The empty set, written or is a subset of any set X and a proper subset of any set except itself, the inclusion relation is a partial order on the set (the power set of S—the set of all subsets of S[1]) defined by . We may also partially order by reverse set inclusion by defining

When quantified, is represented as [2]

We can prove the statement by applying a proof technique known as the element argument[3]:

Let sets A and B be given. To prove that

  1. suppose that a is a particular but arbitrarily chosen element of A
  2. show that a is an element of B.

The validity of this technique can be seen as a consequence of universal generalization: the technique shows for an arbitrarily chosen element c. Universal generalisation then implies which is equivalent to as stated above.

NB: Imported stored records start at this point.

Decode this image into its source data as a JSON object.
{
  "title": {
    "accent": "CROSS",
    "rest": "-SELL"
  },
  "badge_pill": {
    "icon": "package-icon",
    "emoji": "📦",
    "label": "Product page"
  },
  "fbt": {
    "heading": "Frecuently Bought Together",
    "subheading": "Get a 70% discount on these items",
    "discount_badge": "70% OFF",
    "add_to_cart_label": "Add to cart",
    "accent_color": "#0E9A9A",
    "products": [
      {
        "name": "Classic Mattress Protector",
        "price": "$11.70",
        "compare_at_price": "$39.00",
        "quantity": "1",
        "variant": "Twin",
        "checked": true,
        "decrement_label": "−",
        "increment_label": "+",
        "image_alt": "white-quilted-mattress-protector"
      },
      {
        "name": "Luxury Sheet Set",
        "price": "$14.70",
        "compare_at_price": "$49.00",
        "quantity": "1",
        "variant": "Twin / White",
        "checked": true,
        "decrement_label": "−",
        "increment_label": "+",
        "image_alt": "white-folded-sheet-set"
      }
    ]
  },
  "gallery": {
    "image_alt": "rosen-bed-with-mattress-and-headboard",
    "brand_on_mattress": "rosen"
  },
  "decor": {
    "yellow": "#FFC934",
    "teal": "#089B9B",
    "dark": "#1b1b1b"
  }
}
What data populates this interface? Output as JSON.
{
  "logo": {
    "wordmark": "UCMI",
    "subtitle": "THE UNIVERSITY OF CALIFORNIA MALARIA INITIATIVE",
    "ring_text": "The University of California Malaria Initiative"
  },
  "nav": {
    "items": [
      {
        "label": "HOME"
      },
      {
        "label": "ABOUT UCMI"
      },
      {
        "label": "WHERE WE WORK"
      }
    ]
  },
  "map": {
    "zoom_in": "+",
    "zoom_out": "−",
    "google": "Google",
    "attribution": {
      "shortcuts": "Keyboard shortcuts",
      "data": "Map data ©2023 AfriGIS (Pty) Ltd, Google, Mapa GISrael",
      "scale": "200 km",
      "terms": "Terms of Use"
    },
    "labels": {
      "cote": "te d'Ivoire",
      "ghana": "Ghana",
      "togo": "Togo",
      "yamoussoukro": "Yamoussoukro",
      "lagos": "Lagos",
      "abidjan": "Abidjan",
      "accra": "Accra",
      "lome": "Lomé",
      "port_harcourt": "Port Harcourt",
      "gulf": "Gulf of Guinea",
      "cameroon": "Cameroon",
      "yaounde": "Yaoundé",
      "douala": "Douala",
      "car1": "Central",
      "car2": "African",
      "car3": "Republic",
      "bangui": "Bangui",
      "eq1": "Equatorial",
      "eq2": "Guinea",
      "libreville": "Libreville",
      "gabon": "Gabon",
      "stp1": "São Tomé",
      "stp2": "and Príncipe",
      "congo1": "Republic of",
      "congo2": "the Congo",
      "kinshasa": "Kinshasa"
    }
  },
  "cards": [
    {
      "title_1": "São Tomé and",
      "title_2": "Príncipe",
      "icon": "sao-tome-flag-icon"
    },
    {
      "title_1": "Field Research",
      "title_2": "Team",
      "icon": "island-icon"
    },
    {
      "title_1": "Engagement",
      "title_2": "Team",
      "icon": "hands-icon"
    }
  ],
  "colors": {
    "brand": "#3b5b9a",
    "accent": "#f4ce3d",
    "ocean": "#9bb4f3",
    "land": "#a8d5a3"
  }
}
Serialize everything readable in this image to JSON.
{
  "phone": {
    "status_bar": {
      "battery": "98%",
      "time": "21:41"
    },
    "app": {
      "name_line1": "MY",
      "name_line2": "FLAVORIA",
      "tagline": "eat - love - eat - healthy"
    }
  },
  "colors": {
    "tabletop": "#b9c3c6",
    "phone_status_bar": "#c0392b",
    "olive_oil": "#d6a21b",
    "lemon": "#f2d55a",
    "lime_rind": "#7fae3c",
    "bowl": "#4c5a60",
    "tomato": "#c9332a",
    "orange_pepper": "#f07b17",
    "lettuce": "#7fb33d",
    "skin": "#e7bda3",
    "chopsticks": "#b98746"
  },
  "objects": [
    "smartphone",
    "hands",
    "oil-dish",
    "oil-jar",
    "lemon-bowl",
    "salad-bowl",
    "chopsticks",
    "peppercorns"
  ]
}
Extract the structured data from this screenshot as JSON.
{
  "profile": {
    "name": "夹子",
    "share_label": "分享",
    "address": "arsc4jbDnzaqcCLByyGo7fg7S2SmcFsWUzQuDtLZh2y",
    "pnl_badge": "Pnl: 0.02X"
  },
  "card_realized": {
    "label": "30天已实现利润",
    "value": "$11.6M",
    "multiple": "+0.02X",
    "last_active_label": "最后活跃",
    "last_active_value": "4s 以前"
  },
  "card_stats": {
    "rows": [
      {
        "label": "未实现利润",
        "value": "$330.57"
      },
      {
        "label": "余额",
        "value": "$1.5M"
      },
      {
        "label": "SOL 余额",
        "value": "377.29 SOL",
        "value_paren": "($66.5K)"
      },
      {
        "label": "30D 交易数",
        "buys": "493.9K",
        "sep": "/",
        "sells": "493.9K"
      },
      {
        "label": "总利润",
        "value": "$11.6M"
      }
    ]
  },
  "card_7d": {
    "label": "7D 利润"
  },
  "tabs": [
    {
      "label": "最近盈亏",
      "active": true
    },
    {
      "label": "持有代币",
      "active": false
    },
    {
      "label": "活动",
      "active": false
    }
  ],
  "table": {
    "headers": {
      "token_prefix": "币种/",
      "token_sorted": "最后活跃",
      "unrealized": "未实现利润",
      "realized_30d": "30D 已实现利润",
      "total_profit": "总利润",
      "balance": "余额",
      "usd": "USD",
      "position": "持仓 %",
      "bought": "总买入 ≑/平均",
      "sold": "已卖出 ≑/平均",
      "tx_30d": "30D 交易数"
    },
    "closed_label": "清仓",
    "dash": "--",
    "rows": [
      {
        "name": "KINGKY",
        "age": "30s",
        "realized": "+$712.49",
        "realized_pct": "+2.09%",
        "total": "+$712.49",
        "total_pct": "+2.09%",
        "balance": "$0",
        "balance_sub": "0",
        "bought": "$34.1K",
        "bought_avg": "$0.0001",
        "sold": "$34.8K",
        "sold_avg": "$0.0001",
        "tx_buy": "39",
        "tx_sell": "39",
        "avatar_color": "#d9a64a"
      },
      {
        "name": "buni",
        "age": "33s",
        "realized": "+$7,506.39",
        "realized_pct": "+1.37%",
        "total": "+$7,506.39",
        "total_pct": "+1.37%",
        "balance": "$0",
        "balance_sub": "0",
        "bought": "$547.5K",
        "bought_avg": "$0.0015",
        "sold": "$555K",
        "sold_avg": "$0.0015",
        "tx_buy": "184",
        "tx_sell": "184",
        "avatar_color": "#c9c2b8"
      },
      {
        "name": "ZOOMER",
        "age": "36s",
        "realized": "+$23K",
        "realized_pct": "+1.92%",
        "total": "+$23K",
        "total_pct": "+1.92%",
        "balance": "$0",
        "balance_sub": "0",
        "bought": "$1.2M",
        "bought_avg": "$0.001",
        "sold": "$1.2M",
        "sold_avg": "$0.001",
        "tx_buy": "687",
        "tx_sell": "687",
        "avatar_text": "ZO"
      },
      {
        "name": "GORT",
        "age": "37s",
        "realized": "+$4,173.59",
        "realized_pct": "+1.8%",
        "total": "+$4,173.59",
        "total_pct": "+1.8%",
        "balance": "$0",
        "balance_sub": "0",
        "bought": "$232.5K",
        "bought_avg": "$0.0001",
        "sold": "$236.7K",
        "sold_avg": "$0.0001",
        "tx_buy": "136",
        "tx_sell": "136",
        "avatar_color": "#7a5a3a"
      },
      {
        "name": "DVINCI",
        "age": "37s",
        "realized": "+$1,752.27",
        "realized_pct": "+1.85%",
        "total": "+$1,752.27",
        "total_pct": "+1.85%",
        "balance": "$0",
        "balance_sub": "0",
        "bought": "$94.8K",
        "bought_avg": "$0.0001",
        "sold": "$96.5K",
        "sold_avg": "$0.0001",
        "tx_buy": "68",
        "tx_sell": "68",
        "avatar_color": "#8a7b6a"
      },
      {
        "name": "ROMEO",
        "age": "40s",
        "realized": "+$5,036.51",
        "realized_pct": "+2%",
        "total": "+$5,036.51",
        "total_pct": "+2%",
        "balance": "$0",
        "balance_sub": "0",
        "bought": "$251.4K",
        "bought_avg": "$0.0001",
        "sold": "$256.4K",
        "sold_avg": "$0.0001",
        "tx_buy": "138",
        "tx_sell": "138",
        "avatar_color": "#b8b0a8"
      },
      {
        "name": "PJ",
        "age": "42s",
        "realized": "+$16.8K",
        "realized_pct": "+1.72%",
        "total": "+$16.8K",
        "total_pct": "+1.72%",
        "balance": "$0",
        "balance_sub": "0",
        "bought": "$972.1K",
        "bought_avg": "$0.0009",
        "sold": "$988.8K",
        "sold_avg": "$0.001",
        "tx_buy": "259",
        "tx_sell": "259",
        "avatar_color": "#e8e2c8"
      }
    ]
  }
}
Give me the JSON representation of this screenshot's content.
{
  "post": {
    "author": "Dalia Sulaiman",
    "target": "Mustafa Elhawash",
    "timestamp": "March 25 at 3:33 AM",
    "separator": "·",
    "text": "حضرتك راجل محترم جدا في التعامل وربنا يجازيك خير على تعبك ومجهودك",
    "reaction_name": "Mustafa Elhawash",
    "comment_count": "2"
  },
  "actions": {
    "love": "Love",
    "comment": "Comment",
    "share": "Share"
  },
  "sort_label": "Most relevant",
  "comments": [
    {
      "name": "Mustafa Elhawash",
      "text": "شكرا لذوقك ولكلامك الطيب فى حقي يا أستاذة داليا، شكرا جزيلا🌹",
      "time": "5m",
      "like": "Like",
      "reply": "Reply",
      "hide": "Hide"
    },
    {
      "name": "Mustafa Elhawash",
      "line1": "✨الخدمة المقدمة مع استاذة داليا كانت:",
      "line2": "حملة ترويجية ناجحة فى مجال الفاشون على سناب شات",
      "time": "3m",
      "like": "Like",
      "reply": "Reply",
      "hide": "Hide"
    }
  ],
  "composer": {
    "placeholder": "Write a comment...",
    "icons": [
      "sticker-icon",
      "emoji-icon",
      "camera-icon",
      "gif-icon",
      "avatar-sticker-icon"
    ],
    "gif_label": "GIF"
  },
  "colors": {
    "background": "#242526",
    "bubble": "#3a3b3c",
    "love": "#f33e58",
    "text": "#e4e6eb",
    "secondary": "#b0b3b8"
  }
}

The set of all subsets of is called its powerset, and is denoted by . The set of all -subsets of is denoted by , in analogue with the notation for binomial coefficients, which count the number of -subsets of an -element set. In set theory, the notation is also common, especially when is a transfinite cardinal number.



⊂ and ⊃ symbols

Some authors use the symbols and to indicate subset and superset respectively; that is, with the same meaning as and instead of the symbols and [4] For example, for these authors, it is true of every set A that (a reflexive relation).

Other authors prefer to use the symbols and to indicate proper (also called strict) subset and proper superset respectively; that is, with the same meaning as and instead of the symbols and [5] This usage makes and analogous to the inequality symbols and For example, if then x may or may not equal y, but if then x definitely does not equal y, and is less than y (an irreflexive relation). Similarly, using the convention that is proper subset, if then A may or may not equal B, but if then A definitely does not equal B.

Examples of subsets

The regular polygons form a subset of the polygons.

Another example in an Euler diagram:

Other properties of inclusion

and implies

Inclusion is the canonical partial order, in the sense that every partially ordered set is isomorphic to some collection of sets ordered by inclusion. The ordinal numbers are a simple example: if each ordinal n is identified with the set of all ordinals less than or equal to n, then if and only if

For the power set of a set S, the inclusion partial order is—up to an order isomorphism—the Cartesian product of (the cardinality of S) copies of the partial order on for which This can be illustrated by enumerating , and associating with each subset (i.e., each element of ) the k-tuple from of which the ith coordinate is 1 if and only if is a member of T.

See also


  1. ^ Weisstein, Eric W. "Subset". Retrieved 2020-08-23.
  2. ^ Rosen, Kenneth H. (2012). Discrete Mathematics and Its Applications (7th ed.). New York: McGraw-Hill. p. 119. ISBN 978-0-07-338309-5.
  3. ^ Epp, Susanna S. (2011). Discrete Mathematics with Applications (Fourth ed.). p. 337. ISBN 978-0-495-39132-6.
  4. ^ Rudin, Walter (1987), Real and complex analysis (3rd ed.), New York: McGraw-Hill, p. 6, ISBN 978-0-07-054234-1, MR 0924157
  5. ^ Subsets and Proper Subsets (PDF), archived from the original (PDF) on 2013-01-23, retrieved 2012-09-07